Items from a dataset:

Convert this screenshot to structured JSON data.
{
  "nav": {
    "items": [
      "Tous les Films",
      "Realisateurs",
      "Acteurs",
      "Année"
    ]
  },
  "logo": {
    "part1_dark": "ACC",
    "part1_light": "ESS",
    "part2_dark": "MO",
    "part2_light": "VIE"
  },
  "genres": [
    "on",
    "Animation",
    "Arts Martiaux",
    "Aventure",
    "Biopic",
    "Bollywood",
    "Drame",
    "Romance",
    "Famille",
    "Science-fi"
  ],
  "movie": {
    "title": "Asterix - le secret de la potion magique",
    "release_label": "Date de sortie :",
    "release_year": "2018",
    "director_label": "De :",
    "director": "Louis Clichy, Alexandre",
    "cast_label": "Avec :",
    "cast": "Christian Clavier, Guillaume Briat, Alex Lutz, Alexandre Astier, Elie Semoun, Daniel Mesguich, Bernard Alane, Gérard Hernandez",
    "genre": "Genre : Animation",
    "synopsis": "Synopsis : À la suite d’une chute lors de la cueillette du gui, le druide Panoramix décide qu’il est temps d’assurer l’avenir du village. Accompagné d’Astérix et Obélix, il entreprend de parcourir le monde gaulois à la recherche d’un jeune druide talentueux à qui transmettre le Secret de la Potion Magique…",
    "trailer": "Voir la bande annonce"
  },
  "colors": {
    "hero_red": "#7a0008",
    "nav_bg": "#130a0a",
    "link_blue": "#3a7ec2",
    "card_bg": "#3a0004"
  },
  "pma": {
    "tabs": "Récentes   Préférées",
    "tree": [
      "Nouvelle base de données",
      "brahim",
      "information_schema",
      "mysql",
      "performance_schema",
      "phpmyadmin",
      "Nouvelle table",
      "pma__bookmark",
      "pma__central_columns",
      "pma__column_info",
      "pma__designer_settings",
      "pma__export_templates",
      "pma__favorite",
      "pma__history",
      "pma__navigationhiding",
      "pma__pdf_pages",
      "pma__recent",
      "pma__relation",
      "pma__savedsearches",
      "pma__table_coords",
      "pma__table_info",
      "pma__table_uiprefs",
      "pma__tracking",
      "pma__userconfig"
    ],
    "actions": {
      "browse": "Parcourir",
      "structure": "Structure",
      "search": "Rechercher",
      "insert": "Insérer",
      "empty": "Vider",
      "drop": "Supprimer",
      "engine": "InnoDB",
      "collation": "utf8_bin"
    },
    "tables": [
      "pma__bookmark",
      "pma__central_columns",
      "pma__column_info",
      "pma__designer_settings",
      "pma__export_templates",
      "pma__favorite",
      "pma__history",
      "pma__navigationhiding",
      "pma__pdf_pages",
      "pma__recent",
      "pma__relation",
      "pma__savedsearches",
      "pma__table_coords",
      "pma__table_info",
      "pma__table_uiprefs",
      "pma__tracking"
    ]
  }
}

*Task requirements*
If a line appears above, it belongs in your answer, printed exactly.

*Task result*
Convert this screenshot to structured JSON data.
{
  "nav": {
    "items": [
      "Tous les Films",
      "Realisateurs",
      "Acteurs",
      "Année"
    ]
  },
  "logo": {
    "part1_dark": "ACC",
    "part1_light": "ESS",
    "part2_dark": "MO",
    "part2_light": "VIE"
  },
  "genres": [
    "on",
    "Animation",
    "Arts Martiaux",
    "Aventure",
    "Biopic",
    "Bollywood",
    "Drame",
    "Romance",
    "Famille",
    "Science-fi"
  ],
  "movie": {
    "title": "Asterix - le secret de la potion magique",
    "release_label": "Date de sortie :",
    "release_year": "2018",
    "director_label": "De :",
    "director": "Louis Clichy, Alexandre",
    "cast_label": "Avec :",
    "cast": "Christian Clavier, Guillaume Briat, Alex Lutz, Alexandre Astier, Elie Semoun, Daniel Mesguich, Bernard Alane, Gérard Hernandez",
    "genre": "Genre : Animation",
    "synopsis": "Synopsis : À la suite d’une chute lors de la cueillette du gui, le druide Panoramix décide qu’il est temps d’assurer l’avenir du village. Accompagné d’Astérix et Obélix, il entreprend de parcourir le monde gaulois à la recherche d’un jeune druide talentueux à qui transmettre le Secret de la Potion Magique…",
    "trailer": "Voir la bande annonce"
  },
  "colors": {
    "hero_red": "#7a0008",
    "nav_bg": "#130a0a",
    "link_blue": "#3a7ec2",
    "card_bg": "#3a0004"
  },
  "pma": {
    "tabs": "Récentes   Préférées",
    "tree": [
      "Nouvelle base de données",
      "brahim",
      "information_schema",
      "mysql",
      "performance_schema",
      "phpmyadmin",
      "Nouvelle table",
      "pma__bookmark",
      "pma__central_columns",
      "pma__column_info",
      "pma__designer_settings",
      "pma__export_templates",
      "pma__favorite",
      "pma__history",
      "pma__navigationhiding",
      "pma__pdf_pages",
      "pma__recent",
      "pma__relation",
      "pma__savedsearches",
      "pma__table_coords",
      "pma__table_info",
      "pma__table_uiprefs",
      "pma__tracking",
      "pma__userconfig"
    ],
    "actions": {
      "browse": "Parcourir",
      "structure": "Structure",
      "search": "Rechercher",
      "insert": "Insérer",
      "empty": "Vider",
      "drop": "Supprimer",
      "engine": "InnoDB",
      "collation": "utf8_bin"
    },
    "tables": [
      "pma__bookmark",
      "pma__central_columns",
      "pma__column_info",
      "pma__designer_settings",
      "pma__export_templates",
      "pma__favorite",
      "pma__history",
      "pma__navigationhiding",
      "pma__pdf_pages",
      "pma__recent",
      "pma__relation",
      "pma__savedsearches",
      "pma__table_coords",
      "pma__table_info",
      "pma__table_uiprefs",
      "pma__tracking"
    ]
  }
}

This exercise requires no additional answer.